• Work order
Say how many lines below have "this" in them, giving the number alone.
- Opening Delimiter -
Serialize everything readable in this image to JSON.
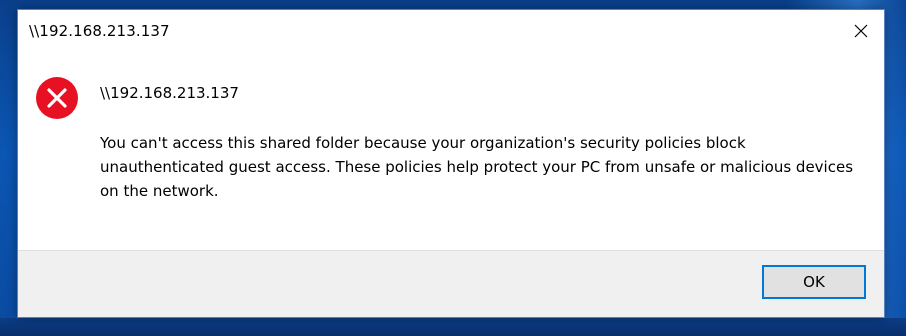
{
  "dialog": {
    "title": "\\\\192.168.213.137",
    "main_instruction": "\\\\192.168.213.137",
    "message": "You can't access this shared folder because your organization's security policies block unauthenticated guest access. These policies help protect your PC from unsafe or malicious devices on the network.",
    "ok_label": "OK",
    "close_icon": "close-icon",
    "status_icon": "error-icon"
  },
  "colors": {
    "error_red": "#e81123",
    "focus_blue": "#0078d7",
    "footer_bg": "#f0f0f0"
  }
}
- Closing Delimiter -
• Exercise answer
2